[MATERIALS PROVIDED Boundary: Start]

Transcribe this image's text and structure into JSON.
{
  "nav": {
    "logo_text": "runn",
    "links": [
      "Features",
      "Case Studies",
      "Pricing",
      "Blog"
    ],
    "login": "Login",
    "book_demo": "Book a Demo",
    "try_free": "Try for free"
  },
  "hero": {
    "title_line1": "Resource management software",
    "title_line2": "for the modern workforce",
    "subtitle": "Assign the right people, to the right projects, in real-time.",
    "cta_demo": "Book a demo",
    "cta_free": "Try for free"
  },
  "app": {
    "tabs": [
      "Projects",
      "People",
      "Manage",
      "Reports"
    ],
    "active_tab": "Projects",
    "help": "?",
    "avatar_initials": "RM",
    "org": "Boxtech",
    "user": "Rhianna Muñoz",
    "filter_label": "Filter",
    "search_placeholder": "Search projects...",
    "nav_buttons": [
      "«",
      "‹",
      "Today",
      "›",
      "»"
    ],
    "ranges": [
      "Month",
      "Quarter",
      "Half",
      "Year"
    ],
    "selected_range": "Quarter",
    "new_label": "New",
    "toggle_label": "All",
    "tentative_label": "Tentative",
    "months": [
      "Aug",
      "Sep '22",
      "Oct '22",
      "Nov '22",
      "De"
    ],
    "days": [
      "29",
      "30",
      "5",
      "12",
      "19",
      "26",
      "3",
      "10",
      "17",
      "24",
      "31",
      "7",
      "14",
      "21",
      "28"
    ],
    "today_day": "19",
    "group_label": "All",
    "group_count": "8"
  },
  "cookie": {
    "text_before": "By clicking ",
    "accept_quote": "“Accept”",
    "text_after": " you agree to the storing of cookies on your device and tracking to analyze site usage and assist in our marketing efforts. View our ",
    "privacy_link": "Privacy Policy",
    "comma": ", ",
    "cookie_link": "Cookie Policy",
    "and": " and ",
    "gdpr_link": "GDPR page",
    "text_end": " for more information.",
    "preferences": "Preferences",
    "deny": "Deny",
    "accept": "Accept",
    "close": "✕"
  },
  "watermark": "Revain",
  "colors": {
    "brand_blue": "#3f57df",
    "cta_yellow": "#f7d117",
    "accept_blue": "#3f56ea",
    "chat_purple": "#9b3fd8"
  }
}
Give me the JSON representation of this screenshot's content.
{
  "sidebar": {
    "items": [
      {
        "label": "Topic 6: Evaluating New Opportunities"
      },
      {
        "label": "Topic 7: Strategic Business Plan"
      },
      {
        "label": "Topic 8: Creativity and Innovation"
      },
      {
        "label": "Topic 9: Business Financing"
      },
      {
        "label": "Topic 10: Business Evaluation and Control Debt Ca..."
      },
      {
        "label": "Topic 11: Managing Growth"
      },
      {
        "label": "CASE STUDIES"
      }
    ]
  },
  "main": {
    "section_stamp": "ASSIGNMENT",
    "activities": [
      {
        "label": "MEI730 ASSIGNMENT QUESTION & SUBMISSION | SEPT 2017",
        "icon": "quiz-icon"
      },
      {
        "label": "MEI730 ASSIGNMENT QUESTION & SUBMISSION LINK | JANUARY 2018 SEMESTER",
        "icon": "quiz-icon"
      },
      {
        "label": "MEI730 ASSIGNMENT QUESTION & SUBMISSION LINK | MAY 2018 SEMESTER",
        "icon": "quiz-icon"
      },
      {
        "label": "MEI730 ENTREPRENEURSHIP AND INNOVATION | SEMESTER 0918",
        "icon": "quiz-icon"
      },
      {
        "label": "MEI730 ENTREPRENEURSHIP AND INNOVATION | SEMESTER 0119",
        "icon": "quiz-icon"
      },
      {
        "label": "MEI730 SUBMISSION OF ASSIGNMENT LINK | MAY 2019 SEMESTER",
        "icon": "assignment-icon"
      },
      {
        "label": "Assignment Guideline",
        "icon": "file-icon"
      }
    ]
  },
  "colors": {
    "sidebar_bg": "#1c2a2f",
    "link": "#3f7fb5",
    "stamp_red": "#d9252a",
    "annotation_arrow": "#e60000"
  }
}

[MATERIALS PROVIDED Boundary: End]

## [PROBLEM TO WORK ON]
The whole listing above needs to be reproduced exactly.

## [ANSWER BOX]
Transcribe this image's text and structure into JSON.
{
  "nav": {
    "logo_text": "runn",
    "links": [
      "Features",
      "Case Studies",
      "Pricing",
      "Blog"
    ],
    "login": "Login",
    "book_demo": "Book a Demo",
    "try_free": "Try for free"
  },
  "hero": {
    "title_line1": "Resource management software",
    "title_line2": "for the modern workforce",
    "subtitle": "Assign the right people, to the right projects, in real-time.",
    "cta_demo": "Book a demo",
    "cta_free": "Try for free"
  },
  "app": {
    "tabs": [
      "Projects",
      "People",
      "Manage",
      "Reports"
    ],
    "active_tab": "Projects",
    "help": "?",
    "avatar_initials": "RM",
    "org": "Boxtech",
    "user": "Rhianna Muñoz",
    "filter_label": "Filter",
    "search_placeholder": "Search projects...",
    "nav_buttons": [
      "«",
      "‹",
      "Today",
      "›",
      "»"
    ],
    "ranges": [
      "Month",
      "Quarter",
      "Half",
      "Year"
    ],
    "selected_range": "Quarter",
    "new_label": "New",
    "toggle_label": "All",
    "tentative_label": "Tentative",
    "months": [
      "Aug",
      "Sep '22",
      "Oct '22",
      "Nov '22",
      "De"
    ],
    "days": [
      "29",
      "30",
      "5",
      "12",
      "19",
      "26",
      "3",
      "10",
      "17",
      "24",
      "31",
      "7",
      "14",
      "21",
      "28"
    ],
    "today_day": "19",
    "group_label": "All",
    "group_count": "8"
  },
  "cookie": {
    "text_before": "By clicking ",
    "accept_quote": "“Accept”",
    "text_after": " you agree to the storing of cookies on your device and tracking to analyze site usage and assist in our marketing efforts. View our ",
    "privacy_link": "Privacy Policy",
    "comma": ", ",
    "cookie_link": "Cookie Policy",
    "and": " and ",
    "gdpr_link": "GDPR page",
    "text_end": " for more information.",
    "preferences": "Preferences",
    "deny": "Deny",
    "accept": "Accept",
    "close": "✕"
  },
  "watermark": "Revain",
  "colors": {
    "brand_blue": "#3f57df",
    "cta_yellow": "#f7d117",
    "accept_blue": "#3f56ea",
    "chat_purple": "#9b3fd8"
  }
}
Give me the JSON representation of this screenshot's content.
{
  "sidebar": {
    "items": [
      {
        "label": "Topic 6: Evaluating New Opportunities"
      },
      {
        "label": "Topic 7: Strategic Business Plan"
      },
      {
        "label": "Topic 8: Creativity and Innovation"
      },
      {
        "label": "Topic 9: Business Financing"
      },
      {
        "label": "Topic 10: Business Evaluation and Control Debt Ca..."
      },
      {
        "label": "Topic 11: Managing Growth"
      },
      {
        "label": "CASE STUDIES"
      }
    ]
  },
  "main": {
    "section_stamp": "ASSIGNMENT",
    "activities": [
      {
        "label": "MEI730 ASSIGNMENT QUESTION & SUBMISSION | SEPT 2017",
        "icon": "quiz-icon"
      },
      {
        "label": "MEI730 ASSIGNMENT QUESTION & SUBMISSION LINK | JANUARY 2018 SEMESTER",
        "icon": "quiz-icon"
      },
      {
        "label": "MEI730 ASSIGNMENT QUESTION & SUBMISSION LINK | MAY 2018 SEMESTER",
        "icon": "quiz-icon"
      },
      {
        "label": "MEI730 ENTREPRENEURSHIP AND INNOVATION | SEMESTER 0918",
        "icon": "quiz-icon"
      },
      {
        "label": "MEI730 ENTREPRENEURSHIP AND INNOVATION | SEMESTER 0119",
        "icon": "quiz-icon"
      },
      {
        "label": "MEI730 SUBMISSION OF ASSIGNMENT LINK | MAY 2019 SEMESTER",
        "icon": "assignment-icon"
      },
      {
        "label": "Assignment Guideline",
        "icon": "file-icon"
      }
    ]
  },
  "colors": {
    "sidebar_bg": "#1c2a2f",
    "link": "#3f7fb5",
    "stamp_red": "#d9252a",
    "annotation_arrow": "#e60000"
  }
}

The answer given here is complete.